*** Opening Records to use ***
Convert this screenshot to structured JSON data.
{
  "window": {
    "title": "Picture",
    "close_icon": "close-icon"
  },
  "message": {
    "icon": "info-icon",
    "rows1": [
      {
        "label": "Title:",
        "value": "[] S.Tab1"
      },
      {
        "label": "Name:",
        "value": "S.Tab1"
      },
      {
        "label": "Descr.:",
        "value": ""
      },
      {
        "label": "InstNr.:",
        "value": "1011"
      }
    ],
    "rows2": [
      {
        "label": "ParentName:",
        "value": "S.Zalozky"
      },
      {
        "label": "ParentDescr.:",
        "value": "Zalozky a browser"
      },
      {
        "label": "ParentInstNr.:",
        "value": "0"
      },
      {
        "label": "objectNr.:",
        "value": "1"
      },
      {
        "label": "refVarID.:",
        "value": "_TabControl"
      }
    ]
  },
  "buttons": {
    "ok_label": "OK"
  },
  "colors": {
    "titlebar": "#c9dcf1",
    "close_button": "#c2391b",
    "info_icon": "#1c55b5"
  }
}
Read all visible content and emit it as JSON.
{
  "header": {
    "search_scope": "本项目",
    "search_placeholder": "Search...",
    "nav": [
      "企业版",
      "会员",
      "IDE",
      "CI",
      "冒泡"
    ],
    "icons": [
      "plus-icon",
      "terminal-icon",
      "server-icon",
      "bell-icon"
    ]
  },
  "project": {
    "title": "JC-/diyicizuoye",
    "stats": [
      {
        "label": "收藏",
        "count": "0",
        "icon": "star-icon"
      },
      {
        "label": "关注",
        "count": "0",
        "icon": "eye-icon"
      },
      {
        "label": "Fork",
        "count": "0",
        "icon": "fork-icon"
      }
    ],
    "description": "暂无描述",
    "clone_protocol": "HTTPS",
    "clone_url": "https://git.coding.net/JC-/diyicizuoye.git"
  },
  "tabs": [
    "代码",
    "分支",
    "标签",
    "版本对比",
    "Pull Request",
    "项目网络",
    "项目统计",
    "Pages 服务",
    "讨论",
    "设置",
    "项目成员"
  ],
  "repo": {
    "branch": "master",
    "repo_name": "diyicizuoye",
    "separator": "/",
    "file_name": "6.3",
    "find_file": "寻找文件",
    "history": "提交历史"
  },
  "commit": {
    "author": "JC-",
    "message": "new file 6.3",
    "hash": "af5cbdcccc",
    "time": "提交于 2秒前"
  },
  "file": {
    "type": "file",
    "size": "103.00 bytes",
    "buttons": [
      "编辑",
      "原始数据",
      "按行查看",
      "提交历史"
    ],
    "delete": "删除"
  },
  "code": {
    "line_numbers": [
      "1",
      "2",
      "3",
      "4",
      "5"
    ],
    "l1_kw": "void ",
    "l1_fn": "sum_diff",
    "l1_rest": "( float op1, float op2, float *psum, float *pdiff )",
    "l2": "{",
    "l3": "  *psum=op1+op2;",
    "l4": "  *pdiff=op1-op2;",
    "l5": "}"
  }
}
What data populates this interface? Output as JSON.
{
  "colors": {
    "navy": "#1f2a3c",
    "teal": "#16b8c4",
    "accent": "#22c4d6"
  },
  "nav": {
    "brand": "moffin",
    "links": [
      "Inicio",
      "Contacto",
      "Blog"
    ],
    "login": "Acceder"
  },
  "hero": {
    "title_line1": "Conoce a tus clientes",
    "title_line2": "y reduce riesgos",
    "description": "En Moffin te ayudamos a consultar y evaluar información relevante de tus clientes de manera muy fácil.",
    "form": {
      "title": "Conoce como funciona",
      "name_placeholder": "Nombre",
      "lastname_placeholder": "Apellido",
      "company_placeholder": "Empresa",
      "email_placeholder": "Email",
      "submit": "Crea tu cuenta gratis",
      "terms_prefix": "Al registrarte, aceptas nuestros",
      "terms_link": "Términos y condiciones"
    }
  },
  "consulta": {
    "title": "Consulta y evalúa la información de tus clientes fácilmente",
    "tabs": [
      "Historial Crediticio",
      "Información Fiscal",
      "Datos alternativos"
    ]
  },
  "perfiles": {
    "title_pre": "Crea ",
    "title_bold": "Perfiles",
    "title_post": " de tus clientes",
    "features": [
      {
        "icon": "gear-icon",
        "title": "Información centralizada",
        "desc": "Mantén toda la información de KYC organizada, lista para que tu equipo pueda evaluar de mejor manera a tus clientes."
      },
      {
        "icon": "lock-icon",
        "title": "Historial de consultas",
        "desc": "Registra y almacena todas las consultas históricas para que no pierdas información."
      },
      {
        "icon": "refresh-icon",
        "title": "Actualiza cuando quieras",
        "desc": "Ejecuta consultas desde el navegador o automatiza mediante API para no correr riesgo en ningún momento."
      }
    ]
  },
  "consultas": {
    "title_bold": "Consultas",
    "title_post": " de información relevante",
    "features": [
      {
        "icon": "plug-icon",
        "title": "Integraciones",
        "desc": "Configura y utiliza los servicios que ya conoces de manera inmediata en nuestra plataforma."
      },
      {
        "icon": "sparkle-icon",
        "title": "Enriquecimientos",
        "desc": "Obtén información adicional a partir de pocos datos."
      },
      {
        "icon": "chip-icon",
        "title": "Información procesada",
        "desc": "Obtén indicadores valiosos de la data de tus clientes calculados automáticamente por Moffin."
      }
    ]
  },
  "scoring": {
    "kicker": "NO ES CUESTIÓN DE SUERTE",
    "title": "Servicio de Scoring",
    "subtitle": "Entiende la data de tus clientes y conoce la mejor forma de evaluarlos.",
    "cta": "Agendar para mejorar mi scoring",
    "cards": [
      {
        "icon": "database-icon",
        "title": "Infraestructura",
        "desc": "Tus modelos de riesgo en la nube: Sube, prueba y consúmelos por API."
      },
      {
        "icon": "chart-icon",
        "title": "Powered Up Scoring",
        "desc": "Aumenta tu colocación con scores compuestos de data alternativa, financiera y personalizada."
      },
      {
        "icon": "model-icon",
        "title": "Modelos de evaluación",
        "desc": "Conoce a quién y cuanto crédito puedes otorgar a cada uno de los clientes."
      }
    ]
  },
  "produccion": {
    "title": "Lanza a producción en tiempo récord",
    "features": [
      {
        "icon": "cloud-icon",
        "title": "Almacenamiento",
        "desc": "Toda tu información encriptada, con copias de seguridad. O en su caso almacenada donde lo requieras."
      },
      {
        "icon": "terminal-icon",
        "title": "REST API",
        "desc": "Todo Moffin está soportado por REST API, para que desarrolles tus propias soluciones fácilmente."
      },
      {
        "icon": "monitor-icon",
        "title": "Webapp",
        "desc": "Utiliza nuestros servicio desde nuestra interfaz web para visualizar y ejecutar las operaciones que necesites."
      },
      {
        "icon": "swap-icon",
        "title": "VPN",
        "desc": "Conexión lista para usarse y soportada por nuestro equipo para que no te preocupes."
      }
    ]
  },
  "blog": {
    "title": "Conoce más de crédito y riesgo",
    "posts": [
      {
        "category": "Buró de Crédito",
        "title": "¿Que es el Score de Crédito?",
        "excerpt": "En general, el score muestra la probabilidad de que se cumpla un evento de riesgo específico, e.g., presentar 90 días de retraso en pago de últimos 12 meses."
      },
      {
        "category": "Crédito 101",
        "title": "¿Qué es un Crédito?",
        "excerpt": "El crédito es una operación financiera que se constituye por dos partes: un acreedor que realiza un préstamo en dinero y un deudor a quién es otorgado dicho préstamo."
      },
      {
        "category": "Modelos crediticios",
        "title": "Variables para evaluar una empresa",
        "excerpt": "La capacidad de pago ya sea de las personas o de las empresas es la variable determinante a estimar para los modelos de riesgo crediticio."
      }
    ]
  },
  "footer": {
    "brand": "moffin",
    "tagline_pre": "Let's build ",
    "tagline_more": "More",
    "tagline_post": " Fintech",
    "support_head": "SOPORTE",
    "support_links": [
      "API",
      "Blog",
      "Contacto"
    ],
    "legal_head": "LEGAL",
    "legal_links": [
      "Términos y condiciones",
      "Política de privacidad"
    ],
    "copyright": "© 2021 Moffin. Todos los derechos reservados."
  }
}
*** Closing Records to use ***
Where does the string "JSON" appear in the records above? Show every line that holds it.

Convert this screenshot to structured JSON data.
Read all visible content and emit it as JSON.
What data populates this interface? Output as JSON.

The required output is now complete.